Interface dataset entries:
========================================

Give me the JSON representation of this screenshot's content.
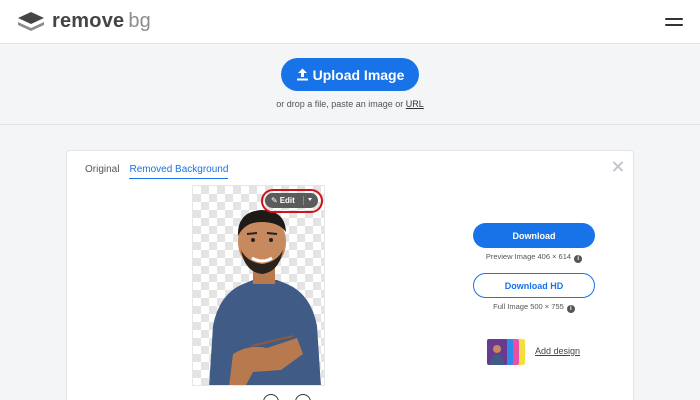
{
  "header": {
    "brand_main": "remove",
    "brand_accent": "bg",
    "logo_icon": "layered-diamond-icon",
    "menu_icon": "hamburger-icon"
  },
  "upload": {
    "button_label": "Upload Image",
    "button_icon": "upload-arrow-icon",
    "hint_prefix": "or drop a file, paste an image or",
    "hint_link": "URL"
  },
  "result": {
    "tabs": [
      {
        "label": "Original",
        "active": false
      },
      {
        "label": "Removed Background",
        "active": true
      }
    ],
    "close_icon": "close-icon",
    "edit": {
      "label": "Edit",
      "icon": "pencil-icon",
      "dropdown_icon": "caret-down-icon"
    },
    "download": {
      "label": "Download",
      "info": "Preview Image 406 × 614"
    },
    "download_hd": {
      "label": "Download HD",
      "info": "Full Image 500 × 755"
    },
    "add_design": {
      "label": "Add design"
    }
  },
  "colors": {
    "accent": "#1973e8",
    "highlight_ring": "#d0121b",
    "page_bg": "#f4f5f7"
  }
}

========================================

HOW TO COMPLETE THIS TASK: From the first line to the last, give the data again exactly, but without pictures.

SOLUTION:
Give me the JSON representation of this screenshot's content.
{
  "header": {
    "brand_main": "remove",
    "brand_accent": "bg",
    "logo_icon": "layered-diamond-icon",
    "menu_icon": "hamburger-icon"
  },
  "upload": {
    "button_label": "Upload Image",
    "button_icon": "upload-arrow-icon",
    "hint_prefix": "or drop a file, paste an image or",
    "hint_link": "URL"
  },
  "result": {
    "tabs": [
      {
        "label": "Original",
        "active": false
      },
      {
        "label": "Removed Background",
        "active": true
      }
    ],
    "close_icon": "close-icon",
    "edit": {
      "label": "Edit",
      "icon": "pencil-icon",
      "dropdown_icon": "caret-down-icon"
    },
    "download": {
      "label": "Download",
      "info": "Preview Image 406 × 614"
    },
    "download_hd": {
      "label": "Download HD",
      "info": "Full Image 500 × 755"
    },
    "add_design": {
      "label": "Add design"
    }
  },
  "colors": {
    "accent": "#1973e8",
    "highlight_ring": "#d0121b",
    "page_bg": "#f4f5f7"
  }
}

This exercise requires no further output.